→ TASK TO CARRY OUT
Produce a character-for-character copy of the data below.
● ● ● ● ●
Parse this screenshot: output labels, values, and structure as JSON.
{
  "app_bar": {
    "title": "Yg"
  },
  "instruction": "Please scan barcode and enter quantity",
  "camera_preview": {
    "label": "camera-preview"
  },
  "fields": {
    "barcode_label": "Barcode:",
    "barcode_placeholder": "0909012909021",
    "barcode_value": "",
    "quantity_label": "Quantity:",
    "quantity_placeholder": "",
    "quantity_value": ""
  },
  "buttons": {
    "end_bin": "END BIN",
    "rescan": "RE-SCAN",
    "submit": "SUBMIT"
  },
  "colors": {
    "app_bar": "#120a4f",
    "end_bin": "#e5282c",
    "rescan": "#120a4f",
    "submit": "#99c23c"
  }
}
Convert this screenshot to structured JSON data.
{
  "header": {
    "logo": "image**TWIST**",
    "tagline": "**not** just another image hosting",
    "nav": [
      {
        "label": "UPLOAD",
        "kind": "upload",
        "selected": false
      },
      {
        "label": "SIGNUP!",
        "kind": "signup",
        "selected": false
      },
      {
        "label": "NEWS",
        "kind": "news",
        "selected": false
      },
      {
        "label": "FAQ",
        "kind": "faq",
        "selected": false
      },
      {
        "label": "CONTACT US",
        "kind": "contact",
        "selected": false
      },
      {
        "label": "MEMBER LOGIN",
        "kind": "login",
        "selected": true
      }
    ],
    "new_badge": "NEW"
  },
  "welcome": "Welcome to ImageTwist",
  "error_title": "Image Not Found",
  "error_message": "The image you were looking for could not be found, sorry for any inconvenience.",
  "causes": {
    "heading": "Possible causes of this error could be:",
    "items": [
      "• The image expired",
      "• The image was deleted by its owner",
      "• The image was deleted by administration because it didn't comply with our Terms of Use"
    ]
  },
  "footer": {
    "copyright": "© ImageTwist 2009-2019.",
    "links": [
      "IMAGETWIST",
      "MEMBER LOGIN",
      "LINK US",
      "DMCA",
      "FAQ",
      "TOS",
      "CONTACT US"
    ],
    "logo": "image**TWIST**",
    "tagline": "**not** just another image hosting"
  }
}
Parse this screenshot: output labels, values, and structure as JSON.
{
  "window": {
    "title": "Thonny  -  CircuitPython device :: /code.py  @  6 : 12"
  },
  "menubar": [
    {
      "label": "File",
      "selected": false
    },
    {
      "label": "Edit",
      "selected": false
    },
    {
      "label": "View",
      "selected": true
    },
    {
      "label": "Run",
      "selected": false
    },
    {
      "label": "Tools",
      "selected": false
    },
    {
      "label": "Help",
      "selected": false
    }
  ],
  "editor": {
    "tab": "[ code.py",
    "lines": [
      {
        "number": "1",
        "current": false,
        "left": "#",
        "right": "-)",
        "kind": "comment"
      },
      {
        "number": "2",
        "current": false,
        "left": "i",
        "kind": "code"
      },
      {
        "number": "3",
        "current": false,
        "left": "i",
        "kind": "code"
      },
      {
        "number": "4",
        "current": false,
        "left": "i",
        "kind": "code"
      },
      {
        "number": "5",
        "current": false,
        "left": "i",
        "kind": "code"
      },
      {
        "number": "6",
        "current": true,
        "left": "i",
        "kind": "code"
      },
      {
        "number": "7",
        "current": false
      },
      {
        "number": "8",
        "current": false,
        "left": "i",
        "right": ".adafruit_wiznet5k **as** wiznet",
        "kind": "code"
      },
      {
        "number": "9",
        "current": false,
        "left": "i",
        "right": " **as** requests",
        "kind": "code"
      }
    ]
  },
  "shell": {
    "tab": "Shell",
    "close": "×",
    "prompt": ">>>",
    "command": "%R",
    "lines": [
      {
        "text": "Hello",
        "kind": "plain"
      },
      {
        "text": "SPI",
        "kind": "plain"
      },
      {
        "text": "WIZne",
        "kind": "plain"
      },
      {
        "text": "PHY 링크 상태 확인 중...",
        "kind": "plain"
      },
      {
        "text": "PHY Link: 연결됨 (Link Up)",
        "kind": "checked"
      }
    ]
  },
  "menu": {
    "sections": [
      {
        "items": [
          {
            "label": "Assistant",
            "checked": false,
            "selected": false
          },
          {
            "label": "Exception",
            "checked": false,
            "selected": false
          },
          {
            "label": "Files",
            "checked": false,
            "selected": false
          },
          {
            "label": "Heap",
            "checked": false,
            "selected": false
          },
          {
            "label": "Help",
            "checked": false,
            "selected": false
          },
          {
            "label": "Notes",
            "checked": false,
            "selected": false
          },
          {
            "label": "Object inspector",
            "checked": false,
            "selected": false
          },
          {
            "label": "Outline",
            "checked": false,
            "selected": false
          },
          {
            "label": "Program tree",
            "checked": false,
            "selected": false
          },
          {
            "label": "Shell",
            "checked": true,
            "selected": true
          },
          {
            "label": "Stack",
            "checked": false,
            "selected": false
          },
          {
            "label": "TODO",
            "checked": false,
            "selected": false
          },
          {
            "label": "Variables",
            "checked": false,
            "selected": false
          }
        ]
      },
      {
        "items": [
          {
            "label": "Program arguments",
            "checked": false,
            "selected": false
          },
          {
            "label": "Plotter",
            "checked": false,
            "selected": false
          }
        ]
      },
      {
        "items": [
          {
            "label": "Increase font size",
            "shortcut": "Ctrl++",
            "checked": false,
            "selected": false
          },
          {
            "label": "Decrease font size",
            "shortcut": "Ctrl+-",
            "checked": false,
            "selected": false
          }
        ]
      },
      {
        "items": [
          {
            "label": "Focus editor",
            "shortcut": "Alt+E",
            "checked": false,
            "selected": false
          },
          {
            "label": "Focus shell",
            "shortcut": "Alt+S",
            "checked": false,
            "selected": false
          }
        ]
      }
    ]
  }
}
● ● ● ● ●
→ TASK RESULT
Parse this screenshot: output labels, values, and structure as JSON.
{
  "app_bar": {
    "title": "Yg"
  },
  "instruction": "Please scan barcode and enter quantity",
  "camera_preview": {
    "label": "camera-preview"
  },
  "fields": {
    "barcode_label": "Barcode:",
    "barcode_placeholder": "0909012909021",
    "barcode_value": "",
    "quantity_label": "Quantity:",
    "quantity_placeholder": "",
    "quantity_value": ""
  },
  "buttons": {
    "end_bin": "END BIN",
    "rescan": "RE-SCAN",
    "submit": "SUBMIT"
  },
  "colors": {
    "app_bar": "#120a4f",
    "end_bin": "#e5282c",
    "rescan": "#120a4f",
    "submit": "#99c23c"
  }
}
Convert this screenshot to structured JSON data.
{
  "header": {
    "logo": "image**TWIST**",
    "tagline": "**not** just another image hosting",
    "nav": [
      {
        "label": "UPLOAD",
        "kind": "upload",
        "selected": false
      },
      {
        "label": "SIGNUP!",
        "kind": "signup",
        "selected": false
      },
      {
        "label": "NEWS",
        "kind": "news",
        "selected": false
      },
      {
        "label": "FAQ",
        "kind": "faq",
        "selected": false
      },
      {
        "label": "CONTACT US",
        "kind": "contact",
        "selected": false
      },
      {
        "label": "MEMBER LOGIN",
        "kind": "login",
        "selected": true
      }
    ],
    "new_badge": "NEW"
  },
  "welcome": "Welcome to ImageTwist",
  "error_title": "Image Not Found",
  "error_message": "The image you were looking for could not be found, sorry for any inconvenience.",
  "causes": {
    "heading": "Possible causes of this error could be:",
    "items": [
      "• The image expired",
      "• The image was deleted by its owner",
      "• The image was deleted by administration because it didn't comply with our Terms of Use"
    ]
  },
  "footer": {
    "copyright": "© ImageTwist 2009-2019.",
    "links": [
      "IMAGETWIST",
      "MEMBER LOGIN",
      "LINK US",
      "DMCA",
      "FAQ",
      "TOS",
      "CONTACT US"
    ],
    "logo": "image**TWIST**",
    "tagline": "**not** just another image hosting"
  }
}
Parse this screenshot: output labels, values, and structure as JSON.
{
  "window": {
    "title": "Thonny  -  CircuitPython device :: /code.py  @  6 : 12"
  },
  "menubar": [
    {
      "label": "File",
      "selected": false
    },
    {
      "label": "Edit",
      "selected": false
    },
    {
      "label": "View",
      "selected": true
    },
    {
      "label": "Run",
      "selected": false
    },
    {
      "label": "Tools",
      "selected": false
    },
    {
      "label": "Help",
      "selected": false
    }
  ],
  "editor": {
    "tab": "[ code.py",
    "lines": [
      {
        "number": "1",
        "current": false,
        "left": "#",
        "right": "-)",
        "kind": "comment"
      },
      {
        "number": "2",
        "current": false,
        "left": "i",
        "kind": "code"
      },
      {
        "number": "3",
        "current": false,
        "left": "i",
        "kind": "code"
      },
      {
        "number": "4",
        "current": false,
        "left": "i",
        "kind": "code"
      },
      {
        "number": "5",
        "current": false,
        "left": "i",
        "kind": "code"
      },
      {
        "number": "6",
        "current": true,
        "left": "i",
        "kind": "code"
      },
      {
        "number": "7",
        "current": false
      },
      {
        "number": "8",
        "current": false,
        "left": "i",
        "right": ".adafruit_wiznet5k **as** wiznet",
        "kind": "code"
      },
      {
        "number": "9",
        "current": false,
        "left": "i",
        "right": " **as** requests",
        "kind": "code"
      }
    ]
  },
  "shell": {
    "tab": "Shell",
    "close": "×",
    "prompt": ">>>",
    "command": "%R",
    "lines": [
      {
        "text": "Hello",
        "kind": "plain"
      },
      {
        "text": "SPI",
        "kind": "plain"
      },
      {
        "text": "WIZne",
        "kind": "plain"
      },
      {
        "text": "PHY 링크 상태 확인 중...",
        "kind": "plain"
      },
      {
        "text": "PHY Link: 연결됨 (Link Up)",
        "kind": "checked"
      }
    ]
  },
  "menu": {
    "sections": [
      {
        "items": [
          {
            "label": "Assistant",
            "checked": false,
            "selected": false
          },
          {
            "label": "Exception",
            "checked": false,
            "selected": false
          },
          {
            "label": "Files",
            "checked": false,
            "selected": false
          },
          {
            "label": "Heap",
            "checked": false,
            "selected": false
          },
          {
            "label": "Help",
            "checked": false,
            "selected": false
          },
          {
            "label": "Notes",
            "checked": false,
            "selected": false
          },
          {
            "label": "Object inspector",
            "checked": false,
            "selected": false
          },
          {
            "label": "Outline",
            "checked": false,
            "selected": false
          },
          {
            "label": "Program tree",
            "checked": false,
            "selected": false
          },
          {
            "label": "Shell",
            "checked": true,
            "selected": true
          },
          {
            "label": "Stack",
            "checked": false,
            "selected": false
          },
          {
            "label": "TODO",
            "checked": false,
            "selected": false
          },
          {
            "label": "Variables",
            "checked": false,
            "selected": false
          }
        ]
      },
      {
        "items": [
          {
            "label": "Program arguments",
            "checked": false,
            "selected": false
          },
          {
            "label": "Plotter",
            "checked": false,
            "selected": false
          }
        ]
      },
      {
        "items": [
          {
            "label": "Increase font size",
            "shortcut": "Ctrl++",
            "checked": false,
            "selected": false
          },
          {
            "label": "Decrease font size",
            "shortcut": "Ctrl+-",
            "checked": false,
            "selected": false
          }
        ]
      },
      {
        "items": [
          {
            "label": "Focus editor",
            "shortcut": "Alt+E",
            "checked": false,
            "selected": false
          },
          {
            "label": "Focus shell",
            "shortcut": "Alt+S",
            "checked": false,
            "selected": false
          }
        ]
      }
    ]
  }
}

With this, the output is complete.